Web page and app entries
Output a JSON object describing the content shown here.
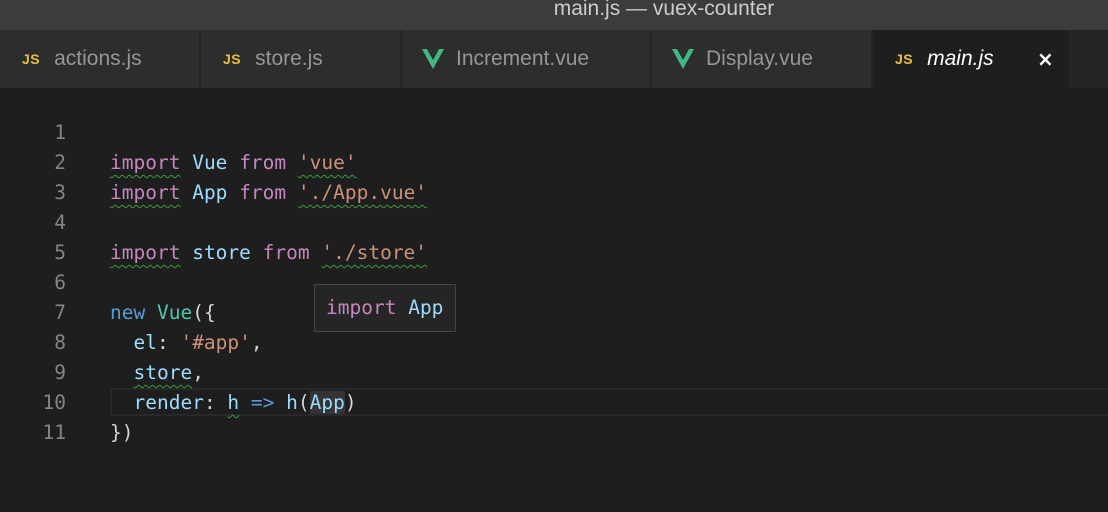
{
  "window": {
    "title": "main.js — vuex-counter"
  },
  "tabs": [
    {
      "label": "actions.js",
      "icon": "JS",
      "icon_type": "js",
      "active": false
    },
    {
      "label": "store.js",
      "icon": "JS",
      "icon_type": "js",
      "active": false
    },
    {
      "label": "Increment.vue",
      "icon_type": "vue",
      "active": false
    },
    {
      "label": "Display.vue",
      "icon_type": "vue",
      "active": false
    },
    {
      "label": "main.js",
      "icon": "JS",
      "icon_type": "js",
      "active": true,
      "close": "×"
    }
  ],
  "editor": {
    "line_numbers": [
      "1",
      "2",
      "3",
      "4",
      "5",
      "6",
      "7",
      "8",
      "9",
      "10",
      "11"
    ],
    "lines": {
      "l1": {
        "kw": "import",
        "name": "Vue",
        "from": "from",
        "str": "'vue'"
      },
      "l2": {
        "kw": "import",
        "name": "App",
        "from": "from",
        "str": "'./App.vue'"
      },
      "l4": {
        "kw": "import",
        "name": "store",
        "from": "from",
        "str": "'./store'"
      },
      "l6": {
        "kw": "new",
        "cls": "Vue",
        "punc": "({"
      },
      "l7": {
        "key": "el",
        "colon": ": ",
        "str": "'#app'",
        "comma": ","
      },
      "l8": {
        "key": "store",
        "comma": ","
      },
      "l9": {
        "key": "render",
        "colon": ": ",
        "param": "h",
        "arrow": "=>",
        "fn": "h",
        "open": "(",
        "arg": "App",
        "close": ")"
      },
      "l10": {
        "punc": "})"
      }
    }
  },
  "tooltip": {
    "kw": "import",
    "name": "App"
  },
  "colors": {
    "keyword": "#c586c0",
    "string": "#ce9178",
    "variable": "#9cdcfe",
    "class": "#4ec9b0",
    "js_icon": "#e8c23c",
    "vue_icon": "#41b883"
  }
}
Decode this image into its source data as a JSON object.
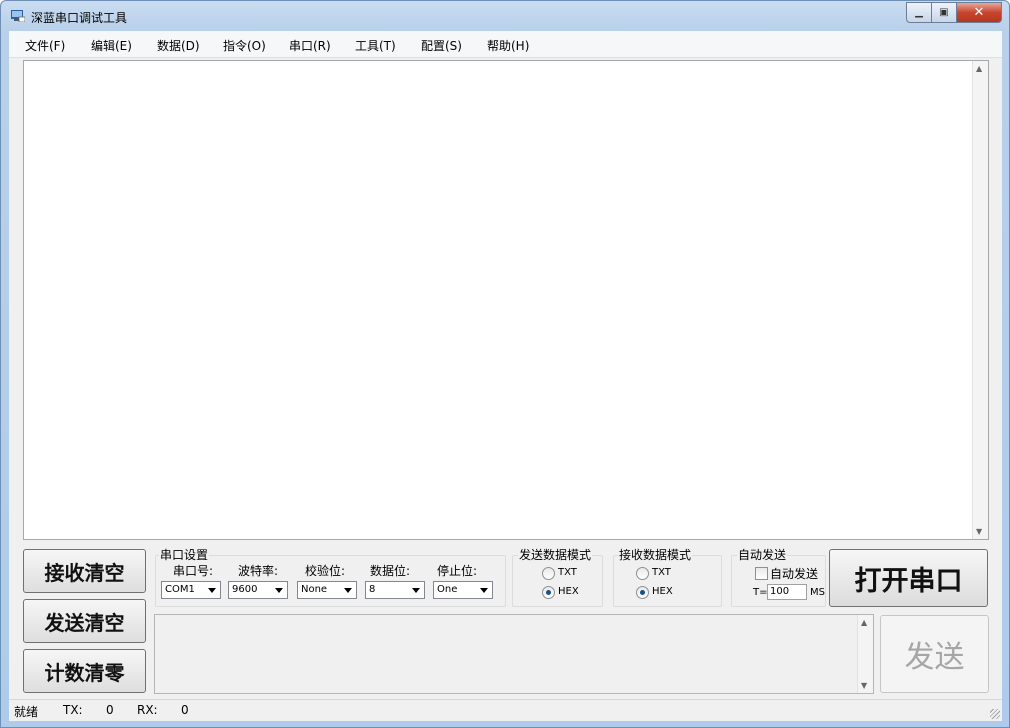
{
  "window": {
    "title": "深蓝串口调试工具",
    "close_label": "✕"
  },
  "menu": [
    "文件(F)",
    "编辑(E)",
    "数据(D)",
    "指令(O)",
    "串口(R)",
    "工具(T)",
    "配置(S)",
    "帮助(H)"
  ],
  "buttons": {
    "clear_recv": "接收清空",
    "clear_send": "发送清空",
    "clear_count": "计数清零",
    "open_port": "打开串口",
    "send": "发送"
  },
  "port_settings": {
    "group_label": "串口设置",
    "port": {
      "label": "串口号:",
      "value": "COM1"
    },
    "baud": {
      "label": "波特率:",
      "value": "9600"
    },
    "parity": {
      "label": "校验位:",
      "value": "None"
    },
    "databits": {
      "label": "数据位:",
      "value": "8"
    },
    "stopbits": {
      "label": "停止位:",
      "value": "One"
    }
  },
  "send_mode": {
    "group_label": "发送数据模式",
    "txt": "TXT",
    "hex": "HEX",
    "selected": "HEX"
  },
  "recv_mode": {
    "group_label": "接收数据模式",
    "txt": "TXT",
    "hex": "HEX",
    "selected": "HEX"
  },
  "auto_send": {
    "group_label": "自动发送",
    "checkbox_label": "自动发送",
    "checked": false,
    "interval_prefix": "T=",
    "interval_value": "100",
    "unit": "MS"
  },
  "status": {
    "state": "就绪",
    "tx_label": "TX:",
    "tx_value": "0",
    "rx_label": "RX:",
    "rx_value": "0"
  }
}
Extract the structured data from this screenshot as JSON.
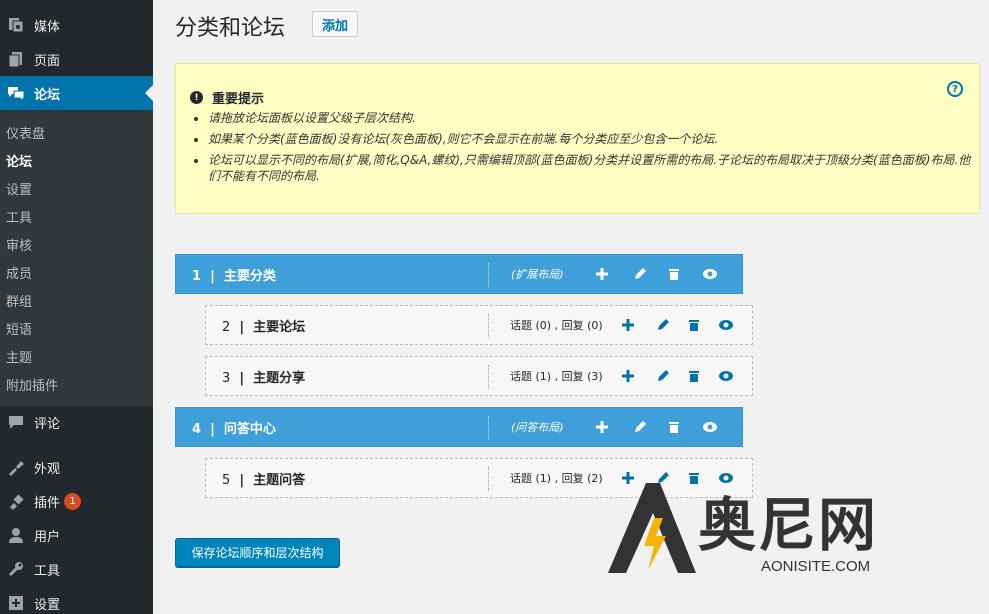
{
  "sidebar": {
    "top_items": [
      {
        "label": "媒体",
        "icon": "media-icon"
      },
      {
        "label": "页面",
        "icon": "pages-icon"
      },
      {
        "label": "论坛",
        "icon": "forum-icon",
        "active": true
      }
    ],
    "submenu": [
      {
        "label": "仪表盘"
      },
      {
        "label": "论坛",
        "current": true
      },
      {
        "label": "设置"
      },
      {
        "label": "工具"
      },
      {
        "label": "审核"
      },
      {
        "label": "成员"
      },
      {
        "label": "群组"
      },
      {
        "label": "短语"
      },
      {
        "label": "主题"
      },
      {
        "label": "附加插件"
      }
    ],
    "bottom_items": [
      {
        "label": "评论",
        "icon": "comments-icon"
      },
      {
        "label": "外观",
        "icon": "appearance-icon"
      },
      {
        "label": "插件",
        "icon": "plugins-icon",
        "badge": "1"
      },
      {
        "label": "用户",
        "icon": "users-icon"
      },
      {
        "label": "工具",
        "icon": "tools-icon"
      },
      {
        "label": "设置",
        "icon": "settings-icon"
      }
    ]
  },
  "header": {
    "title": "分类和论坛",
    "add_label": "添加"
  },
  "notice": {
    "title": "重要提示",
    "items": [
      "请拖放论坛面板以设置父级子层次结构.",
      "如果某个分类(蓝色面板)没有论坛(灰色面板),则它不会显示在前端.每个分类应至少包含一个论坛.",
      "论坛可以显示不同的布局(扩展,简化,Q&A,螺纹),只需编辑顶部(蓝色面板)分类并设置所需的布局.子论坛的布局取决于顶级分类(蓝色面板)布局.他们不能有不同的布局."
    ]
  },
  "rows": [
    {
      "type": "category",
      "num": "1",
      "name": "主要分类",
      "meta": "(扩展布局)"
    },
    {
      "type": "forum",
      "num": "2",
      "name": "主要论坛",
      "meta": "话题 (0) , 回复 (0)"
    },
    {
      "type": "forum",
      "num": "3",
      "name": "主题分享",
      "meta": "话题 (1) , 回复 (3)"
    },
    {
      "type": "category",
      "num": "4",
      "name": "问答中心",
      "meta": "(问答布局)"
    },
    {
      "type": "forum",
      "num": "5",
      "name": "主题问答",
      "meta": "话题 (1) , 回复 (2)"
    }
  ],
  "save_label": "保存论坛顺序和层次结构",
  "watermark": {
    "text": "奥尼网",
    "sub": "AONISITE.COM"
  },
  "colors": {
    "accent": "#0073aa",
    "category_blue": "#3f9fd8",
    "notice_bg": "#ffffc3"
  }
}
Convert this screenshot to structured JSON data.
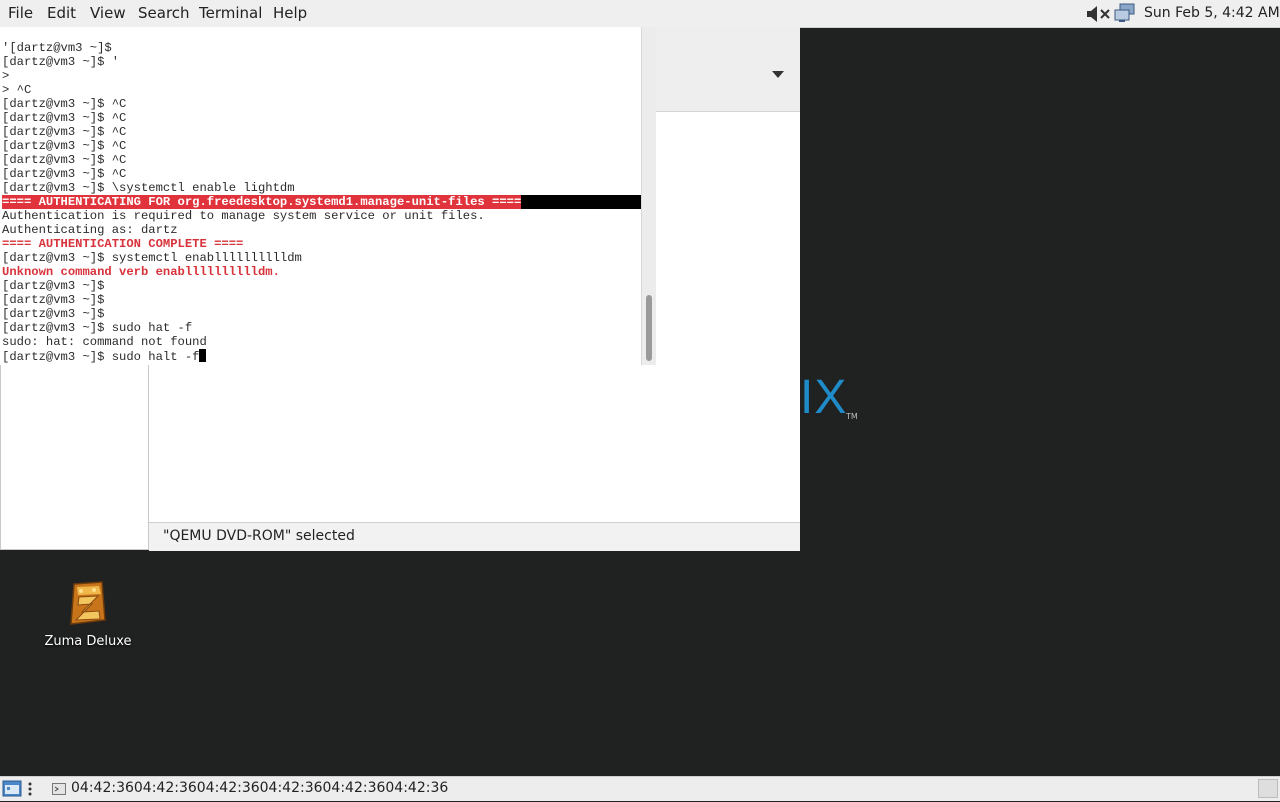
{
  "menubar": {
    "items": [
      "File",
      "Edit",
      "View",
      "Search",
      "Terminal",
      "Help"
    ],
    "clock": "Sun Feb  5,  4:42 AM"
  },
  "terminal": {
    "lines": [
      {
        "text": "'[dartz@vm3 ~]$",
        "style": "normal"
      },
      {
        "text": "[dartz@vm3 ~]$ '",
        "style": "normal"
      },
      {
        "text": ">",
        "style": "normal"
      },
      {
        "text": "> ^C",
        "style": "normal"
      },
      {
        "text": "[dartz@vm3 ~]$ ^C",
        "style": "normal"
      },
      {
        "text": "[dartz@vm3 ~]$ ^C",
        "style": "normal"
      },
      {
        "text": "[dartz@vm3 ~]$ ^C",
        "style": "normal"
      },
      {
        "text": "[dartz@vm3 ~]$ ^C",
        "style": "normal"
      },
      {
        "text": "[dartz@vm3 ~]$ ^C",
        "style": "normal"
      },
      {
        "text": "[dartz@vm3 ~]$ ^C",
        "style": "normal"
      },
      {
        "text": "[dartz@vm3 ~]$ \\systemctl enable lightdm",
        "style": "normal"
      },
      {
        "text": "==== AUTHENTICATING FOR org.freedesktop.systemd1.manage-unit-files ====",
        "style": "highlight"
      },
      {
        "text": "Authentication is required to manage system service or unit files.",
        "style": "normal"
      },
      {
        "text": "Authenticating as: dartz",
        "style": "normal"
      },
      {
        "text": "==== AUTHENTICATION COMPLETE ====",
        "style": "red"
      },
      {
        "text": "[dartz@vm3 ~]$ systemctl enablllllllllldm",
        "style": "normal"
      },
      {
        "text": "Unknown command verb enablllllllllldm.",
        "style": "red"
      },
      {
        "text": "[dartz@vm3 ~]$",
        "style": "normal"
      },
      {
        "text": "[dartz@vm3 ~]$",
        "style": "normal"
      },
      {
        "text": "[dartz@vm3 ~]$",
        "style": "normal"
      },
      {
        "text": "[dartz@vm3 ~]$ sudo hat -f",
        "style": "normal"
      },
      {
        "text": "sudo: hat: command not found",
        "style": "normal"
      },
      {
        "text": "[dartz@vm3 ~]$ sudo halt -f",
        "style": "cursor"
      }
    ]
  },
  "file_manager": {
    "status_text": "\"QEMU DVD-ROM\" selected"
  },
  "desktop": {
    "brand_fragment": "IX",
    "brand_tm": "TM",
    "icons": [
      {
        "label": "Zuma Deluxe"
      }
    ]
  },
  "taskbar": {
    "task_label": "04:42:3604:42:3604:42:3604:42:3604:42:3604:42:36"
  },
  "colors": {
    "desktop_bg": "#202221",
    "auth_highlight": "#e0333b",
    "error_text": "#d8333b",
    "brand_blue": "#1f8cc9"
  }
}
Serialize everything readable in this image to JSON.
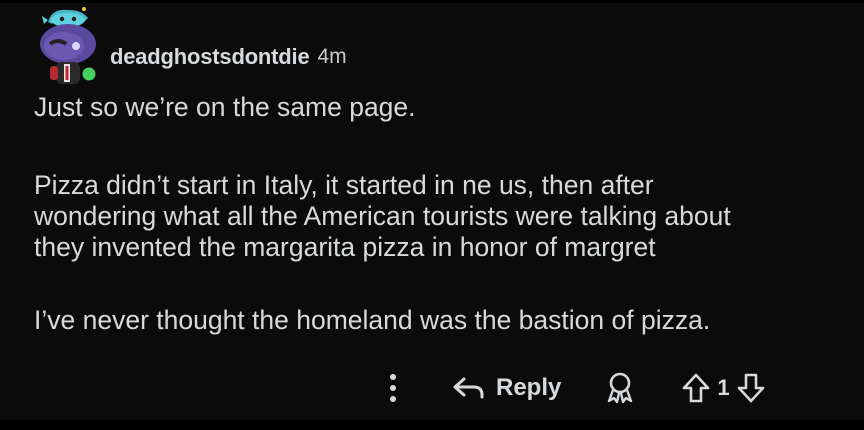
{
  "comment": {
    "username": "deadghostsdontdie",
    "timestamp": "4m",
    "paragraphs": [
      "Just so we’re on the same page.",
      "Pizza didn’t start in Italy, it started in ne us, then after\nwondering what all the American tourists were talking about\nthey invented the margarita pizza in honor of margret",
      "I’ve never thought the homeland was the bastion of pizza."
    ],
    "online": true
  },
  "actions": {
    "more_icon": "more-vertical-icon",
    "reply_label": "Reply",
    "reply_icon": "reply-arrow-icon",
    "award_icon": "award-icon",
    "upvote_icon": "upvote-arrow-icon",
    "downvote_icon": "downvote-arrow-icon",
    "vote_count": "1"
  },
  "colors": {
    "background": "#0b0b0b",
    "text": "#d7dadc",
    "online_indicator": "#46d160"
  }
}
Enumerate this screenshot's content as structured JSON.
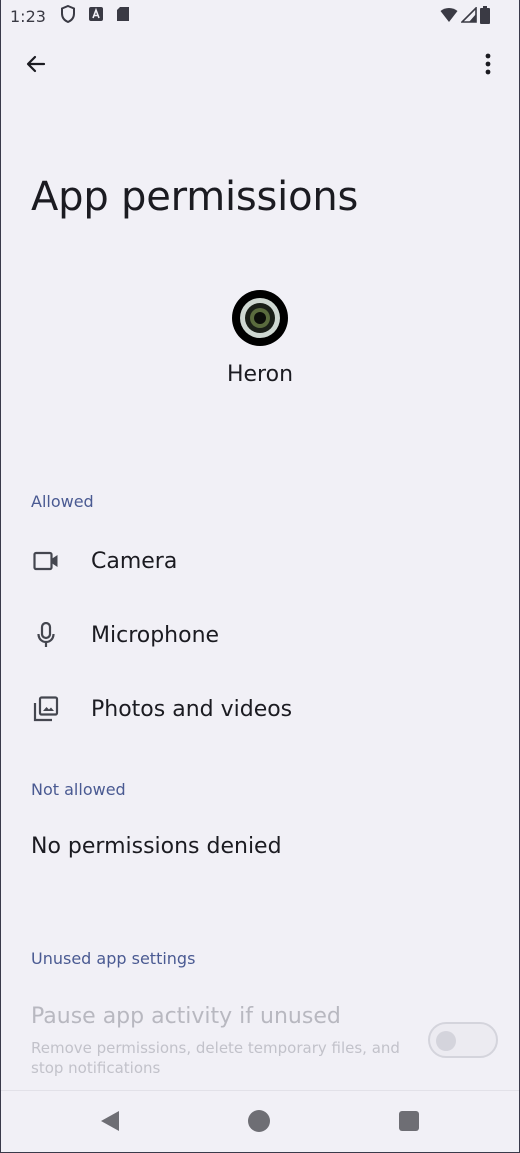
{
  "status_bar": {
    "time": "1:23",
    "icons": [
      "shield-icon",
      "a-icon",
      "sd-card-icon",
      "wifi-icon",
      "signal-icon",
      "battery-icon"
    ]
  },
  "app_bar": {
    "back_icon": "arrow-back-icon",
    "more_icon": "more-vert-icon"
  },
  "page": {
    "title": "App permissions",
    "app_name": "Heron"
  },
  "sections": {
    "allowed": {
      "header": "Allowed",
      "items": [
        {
          "label": "Camera",
          "icon": "camera-icon"
        },
        {
          "label": "Microphone",
          "icon": "microphone-icon"
        },
        {
          "label": "Photos and videos",
          "icon": "photos-icon"
        }
      ]
    },
    "not_allowed": {
      "header": "Not allowed",
      "empty_text": "No permissions denied"
    },
    "unused": {
      "header": "Unused app settings",
      "pause_title": "Pause app activity if unused",
      "pause_subtitle": "Remove permissions, delete temporary files, and stop notifications",
      "toggle_on": false
    }
  },
  "colors": {
    "background": "#f1f0f6",
    "section_header": "#4a5a92",
    "text_primary": "#1b1b21",
    "text_disabled": "#b8b8c0"
  }
}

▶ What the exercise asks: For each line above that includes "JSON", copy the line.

▶ Your response:
Output a JSON object describing the content shown here.
Decode this image into its source data as a JSON object.
Extract the structured data from this screenshot as JSON.
Convert this screenshot to structured JSON data.
Serialize everything readable in this image to JSON.
Enumerate this screenshot's content as structured JSON.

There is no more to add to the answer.